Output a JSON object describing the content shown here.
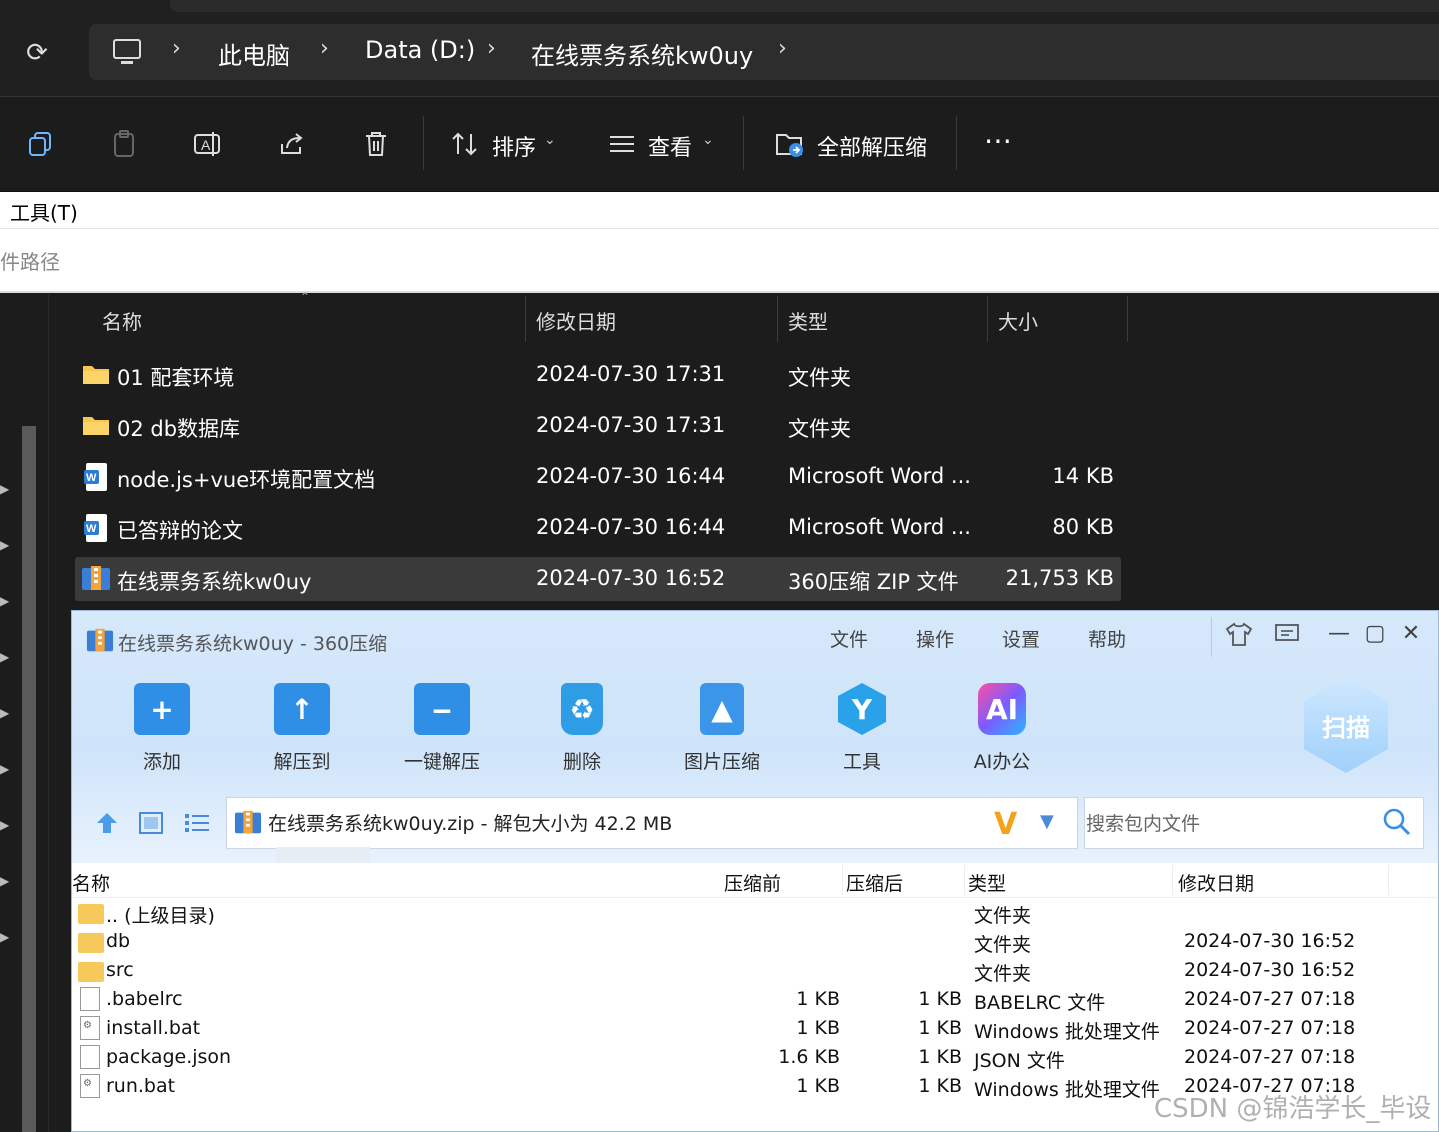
{
  "explorer": {
    "breadcrumb": [
      "此电脑",
      "Data (D:)",
      "在线票务系统kw0uy"
    ],
    "toolbar": {
      "sort_label": "排序",
      "view_label": "查看",
      "extract_all_label": "全部解压缩"
    },
    "menu_tools": "工具(T)",
    "path_hint": "件路径",
    "columns": [
      "名称",
      "修改日期",
      "类型",
      "大小"
    ],
    "rows": [
      {
        "name": "01 配套环境",
        "date": "2024-07-30 17:31",
        "type": "文件夹",
        "size": "",
        "icon": "folder-icon"
      },
      {
        "name": "02 db数据库",
        "date": "2024-07-30 17:31",
        "type": "文件夹",
        "size": "",
        "icon": "folder-icon"
      },
      {
        "name": "node.js+vue环境配置文档",
        "date": "2024-07-30 16:44",
        "type": "Microsoft Word ...",
        "size": "14 KB",
        "icon": "word-doc-icon"
      },
      {
        "name": "已答辩的论文",
        "date": "2024-07-30 16:44",
        "type": "Microsoft Word ...",
        "size": "80 KB",
        "icon": "word-doc-icon"
      },
      {
        "name": "在线票务系统kw0uy",
        "date": "2024-07-30 16:52",
        "type": "360压缩 ZIP 文件",
        "size": "21,753 KB",
        "icon": "zip-archive-icon"
      }
    ]
  },
  "zip": {
    "title": "在线票务系统kw0uy - 360压缩",
    "menu": [
      "文件",
      "操作",
      "设置",
      "帮助"
    ],
    "buttons": [
      "添加",
      "解压到",
      "一键解压",
      "删除",
      "图片压缩",
      "工具",
      "AI办公"
    ],
    "scan_label": "扫描",
    "address": "在线票务系统kw0uy.zip - 解包大小为 42.2 MB",
    "search_placeholder": "搜索包内文件",
    "columns": [
      "名称",
      "压缩前",
      "压缩后",
      "类型",
      "修改日期"
    ],
    "rows": [
      {
        "name": ".. (上级目录)",
        "before": "",
        "after": "",
        "type": "文件夹",
        "date": "",
        "icon": "folder-icon"
      },
      {
        "name": "db",
        "before": "",
        "after": "",
        "type": "文件夹",
        "date": "2024-07-30 16:52",
        "icon": "folder-icon"
      },
      {
        "name": "src",
        "before": "",
        "after": "",
        "type": "文件夹",
        "date": "2024-07-30 16:52",
        "icon": "folder-icon"
      },
      {
        "name": ".babelrc",
        "before": "1 KB",
        "after": "1 KB",
        "type": "BABELRC 文件",
        "date": "2024-07-27 07:18",
        "icon": "file-icon"
      },
      {
        "name": "install.bat",
        "before": "1 KB",
        "after": "1 KB",
        "type": "Windows 批处理文件",
        "date": "2024-07-27 07:18",
        "icon": "batch-file-icon"
      },
      {
        "name": "package.json",
        "before": "1.6 KB",
        "after": "1 KB",
        "type": "JSON 文件",
        "date": "2024-07-27 07:18",
        "icon": "file-icon"
      },
      {
        "name": "run.bat",
        "before": "1 KB",
        "after": "1 KB",
        "type": "Windows 批处理文件",
        "date": "2024-07-27 07:18",
        "icon": "batch-file-icon"
      }
    ]
  },
  "watermark": "CSDN @锦浩学长_毕设"
}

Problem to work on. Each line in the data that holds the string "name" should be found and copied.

Response to this task.
        "name": "01 配套环境",
        "name": "02 db数据库",
        "name": "node.js+vue环境配置文档",
        "name": "已答辩的论文",
        "name": "在线票务系统kw0uy",
        "name": ".. (上级目录)",
        "name": "db",
        "name": "src",
        "name": ".babelrc",
        "name": "install.bat",
        "name": "package.json",
        "name": "run.bat",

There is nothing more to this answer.